JammedUp News


Feds indict Oklahoma prison lifer on drug trafficking charges

March 20, 2018  |  Posted by: Francesca Falzarano
Feds indict Oklahoma prison lifer on drug trafficking charges

Are you in a legal jam? Find a Lawyer, Bail Bondsman or Private Investigator on JammedUp.

Federal prosecutors say five alleged co-conspirators confessed last week to taking part in a drug trafficking enterprise headed by an inmate at the Oklahoma State Penitentiary.

Rachael Georgia Danley, 31; Ashton Chase Manicom, 23; Jeremy Dallas Mann, 30; Matthew Ray Stroud, 36; and Todd Allen Pryer, 46, all pleaded guilty in Tulsa federal court to various drug-related charges.

The legal team for the purported leader of the drug ring, Slint Kenneth Tate, 35, and his girlfriend, 36-year-old Robin Tracy Zumwalt, indicated this week that plea discussions were continuing with federal prosecutors, Tulsa World reports.

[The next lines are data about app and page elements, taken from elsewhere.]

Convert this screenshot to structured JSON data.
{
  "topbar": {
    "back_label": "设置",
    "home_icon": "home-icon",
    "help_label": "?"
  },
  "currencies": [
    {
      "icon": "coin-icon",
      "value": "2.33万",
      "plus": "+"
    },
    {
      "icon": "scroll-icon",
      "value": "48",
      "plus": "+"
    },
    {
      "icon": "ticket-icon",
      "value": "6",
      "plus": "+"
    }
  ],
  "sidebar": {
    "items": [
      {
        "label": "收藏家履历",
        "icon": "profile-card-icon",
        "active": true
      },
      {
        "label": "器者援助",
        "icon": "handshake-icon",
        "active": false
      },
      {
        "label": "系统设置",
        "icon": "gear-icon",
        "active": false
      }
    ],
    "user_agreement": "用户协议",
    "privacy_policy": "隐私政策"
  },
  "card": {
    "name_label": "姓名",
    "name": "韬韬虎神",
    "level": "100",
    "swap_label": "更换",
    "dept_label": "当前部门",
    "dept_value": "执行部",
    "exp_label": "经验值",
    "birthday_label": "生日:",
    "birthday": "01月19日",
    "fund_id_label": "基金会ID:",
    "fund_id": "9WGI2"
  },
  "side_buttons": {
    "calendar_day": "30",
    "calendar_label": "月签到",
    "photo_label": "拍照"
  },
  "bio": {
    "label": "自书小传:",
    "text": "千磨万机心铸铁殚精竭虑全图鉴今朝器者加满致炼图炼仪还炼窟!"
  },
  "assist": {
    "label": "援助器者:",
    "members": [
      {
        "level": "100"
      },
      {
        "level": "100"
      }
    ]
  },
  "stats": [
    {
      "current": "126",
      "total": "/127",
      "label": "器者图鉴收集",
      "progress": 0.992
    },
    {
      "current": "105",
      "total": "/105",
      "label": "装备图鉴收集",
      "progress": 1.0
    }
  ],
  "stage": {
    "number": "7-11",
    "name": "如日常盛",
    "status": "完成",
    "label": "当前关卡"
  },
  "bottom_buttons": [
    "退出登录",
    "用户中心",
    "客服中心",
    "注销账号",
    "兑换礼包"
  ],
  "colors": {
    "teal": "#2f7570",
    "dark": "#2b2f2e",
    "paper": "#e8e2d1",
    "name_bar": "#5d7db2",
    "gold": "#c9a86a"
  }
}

“This prosecution highlights the importance of federal-state task forces,” U.S. Attorney Trent Shores stated. “Together, we exposed a conspiracy that was operating from within the walls of a maximum-security Oklahoma prison using contraband phones in the hands of inmates.”

A federal grand jury indicated in its September 6th indictment that the seven defendants, headed by Tate, plotted to purchase meth and marijuana in the Oklahoma City and Tulsa areas for redistribution in the Miami, Oklahoma area in 2015 and 2016.

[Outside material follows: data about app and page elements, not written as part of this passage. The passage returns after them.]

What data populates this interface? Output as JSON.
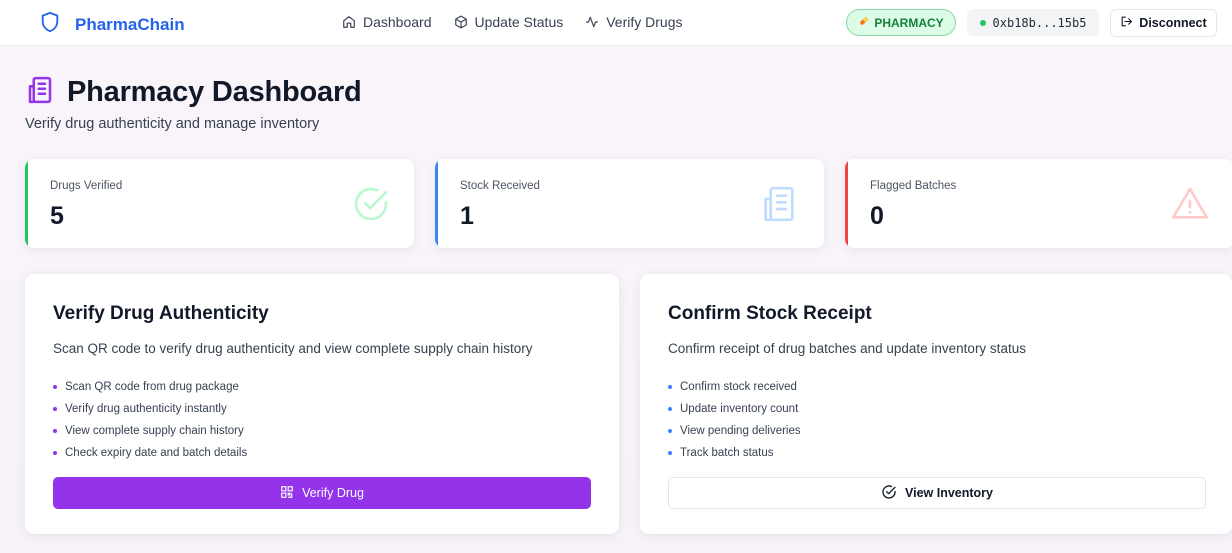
{
  "nav": {
    "brand": "PharmaChain",
    "links": [
      "Dashboard",
      "Update Status",
      "Verify Drugs"
    ],
    "role": "PHARMACY",
    "wallet": "0xb18b...15b5",
    "disconnect_label": "Disconnect"
  },
  "header": {
    "title": "Pharmacy Dashboard",
    "subtitle": "Verify drug authenticity and manage inventory"
  },
  "stats": [
    {
      "label": "Drugs Verified",
      "value": "5",
      "accent": "#22c55e"
    },
    {
      "label": "Stock Received",
      "value": "1",
      "accent": "#3b82f6"
    },
    {
      "label": "Flagged Batches",
      "value": "0",
      "accent": "#ef4444"
    }
  ],
  "verify_card": {
    "title": "Verify Drug Authenticity",
    "description": "Scan QR code to verify drug authenticity and view complete supply chain history",
    "items": [
      "Scan QR code from drug package",
      "Verify drug authenticity instantly",
      "View complete supply chain history",
      "Check expiry date and batch details"
    ],
    "button_label": "Verify Drug",
    "bullet_color": "#9333ea"
  },
  "stock_card": {
    "title": "Confirm Stock Receipt",
    "description": "Confirm receipt of drug batches and update inventory status",
    "items": [
      "Confirm stock received",
      "Update inventory count",
      "View pending deliveries",
      "Track batch status"
    ],
    "button_label": "View Inventory",
    "bullet_color": "#3b82f6"
  },
  "colors": {
    "brand": "#2563eb",
    "primary": "#9333ea",
    "success": "#22c55e",
    "info": "#3b82f6",
    "danger": "#ef4444"
  },
  "icons": {
    "brand": "shield-icon",
    "dashboard": "home-icon",
    "update_status": "package-icon",
    "verify_drugs": "activity-icon",
    "role": "pill-icon",
    "disconnect": "logout-icon",
    "title": "building-icon",
    "verified": "check-circle-icon",
    "stock": "building-icon",
    "flagged": "warning-icon",
    "verify_button": "qr-code-icon",
    "inventory_button": "check-circle-icon"
  }
}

The grand jury claimed Tate operated the drug ring from his cell at Oklahoma State Penitentiary from March 2015 through May 2016 using smuggled phones.

Slint Kenneth Tate (above) is named as the alleged ringleader in a methamphetamine drug trafficking organization that he operated out of the state penitentiary from 2015 to 2016.

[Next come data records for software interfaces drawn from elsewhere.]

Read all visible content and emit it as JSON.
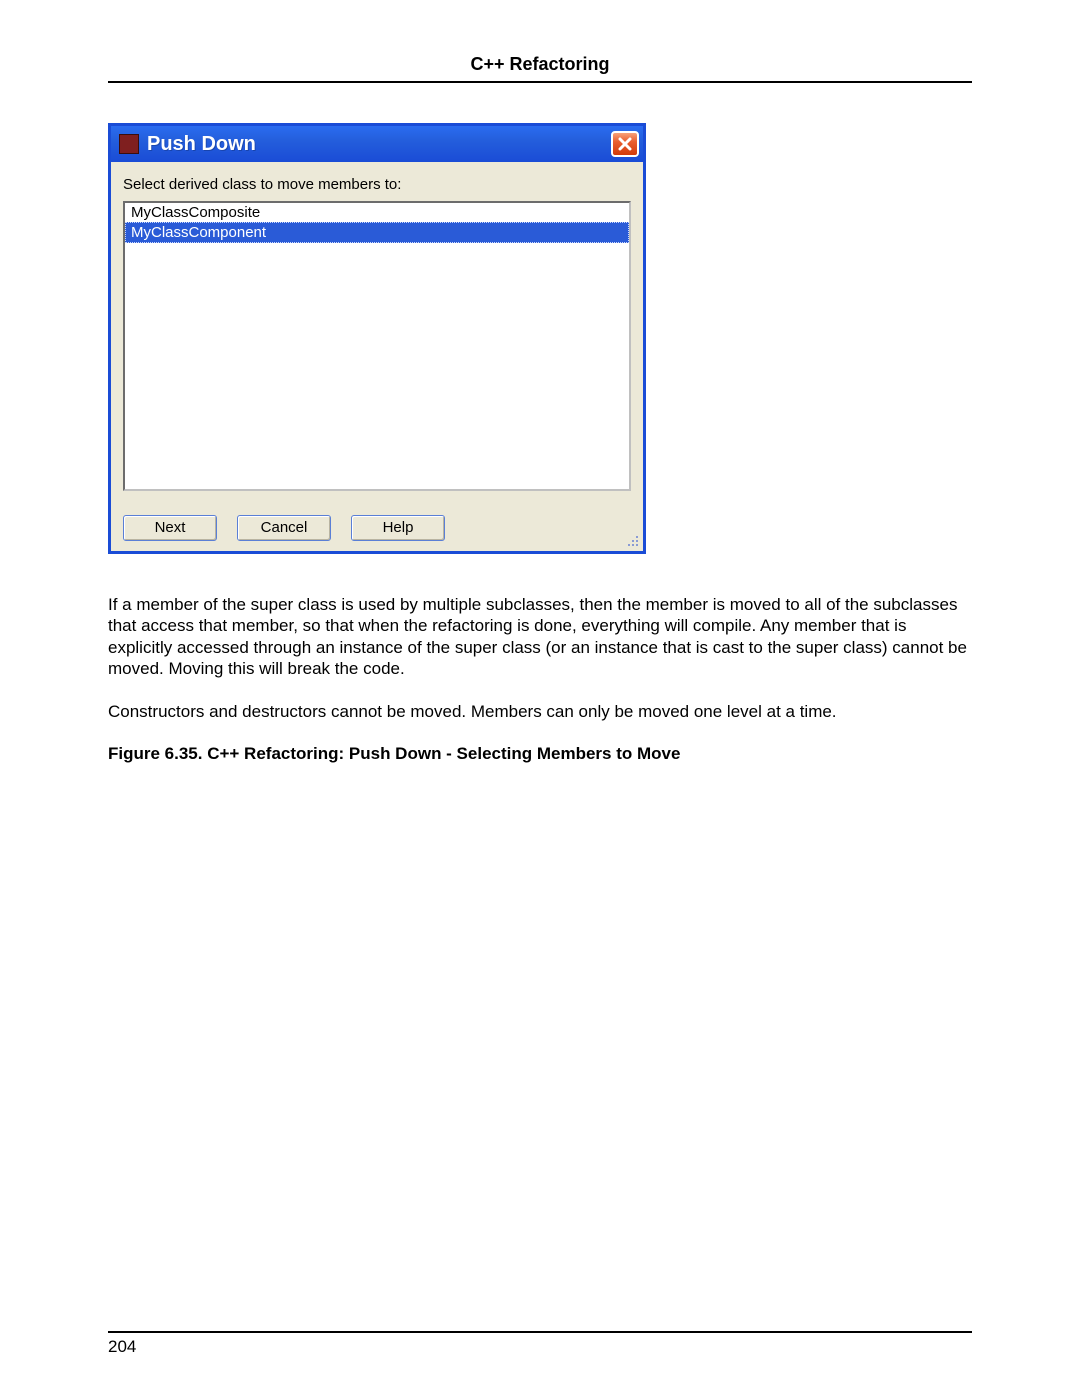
{
  "header": {
    "title": "C++ Refactoring"
  },
  "dialog": {
    "title": "Push Down",
    "instruction": "Select derived class to move members to:",
    "items": [
      {
        "label": "MyClassComposite",
        "selected": false
      },
      {
        "label": "MyClassComponent",
        "selected": true
      }
    ],
    "buttons": {
      "next": "Next",
      "cancel": "Cancel",
      "help": "Help"
    }
  },
  "paragraphs": {
    "p1": "If a member of the super class is used by multiple subclasses, then the member is moved to all of the subclasses that access that member, so that when the refactoring is done, everything will compile. Any member that is explicitly accessed through an instance of the super class (or an instance that is cast to the super class) cannot be moved. Moving this will break the code.",
    "p2": "Constructors and destructors cannot be moved. Members can only be moved one level at a time."
  },
  "figure": {
    "caption": "Figure 6.35.  C++ Refactoring: Push Down - Selecting Members to Move"
  },
  "footer": {
    "page_number": "204"
  }
}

Tate has been serving a life sentence without the possibility of parole after he pleaded guilty in 2001 to first-degree murder in the 1999 fatal shooting death of Vernie Milford Roberts, a deputy with the Delaware County reserve.

Roberts, 65, and his wife, Betty Jean, were bringing Tate, who was 16 at the time, from the Delaware County Jail to the Tulsa County Juvenile Detention Center when Tate attacked Roberts and shot him two times.

Stroud was the latest of five to plead guilty. Stroud pleaded guilty to one count of using a phone to traffic drugs. Prosecutors agreed to dismiss a drug conspiracy charge as part of the deal.

Stroud faces a maximum term of four years behind bars when he is sentenced in June.

On Wednesday, Pryer pleaded guilty to conspiring to traffick drugs. Prosecutors agreed to dismiss two counts against Pryer of using a cell phone to distribute meth.

Prosecutors said Pryer performed a minimal role in the drug enterprise.

“He was a user and enforcer and watcher of the house,” Assistant U.S. Attorney Shannon Cozzoni stated Wednesday, referring to a Miami home where illegal drugs were stashed.

Top left clockwise: Jeremy Dallas Mann (bottom row, left); Todd Allen Pryer, also known as Toddy Pryor; Ashton Chase Manicom. Courtesy Bottom Left: Matthew Stroud, Robin Tracy Zumwalt; and Rachael Georgia Danley

Pryer is also set to be sentenced in June.

On Tuesday, Manicom and Mann both pleaded guilty to one count of drug conspiracy as part of a plea agreement with prosecutors that resulted in the dismissal of remaining charges. Manicom faced seven other counts, while Mann was facing five.

Manicom’s plea agreement requires that he serve a 10-year sentence.

Manicom admitted to agreeing with Tate and others to pick up meth in Tulsa, Oklahoma City, and other area and deliver it to Miami between March 2015 and May 2016.

The statutory prison sentence for a conviction of drug conspiracy ranges from 10 years to life behind bars.

Mann also pleaded guilty to one count of drug conspiracy, but without the benefit of an agreed prison sentence.

While working with the organization, Mann confessed to making drug runs to Oklahoma City and Tulsa to pick up meth for distribution in the Miami area.

On Monday, Danley said he talked with Tate about helping collect money that he needed to purchase roughly nine pounds of meth.

Danley could face up to four years in a federal lockup at his sentencing in June. The admission by Danley was part of a plea deal with prosecutors to confessed guilt to one of five counts in an indictment.

Get the latest news from the world of crime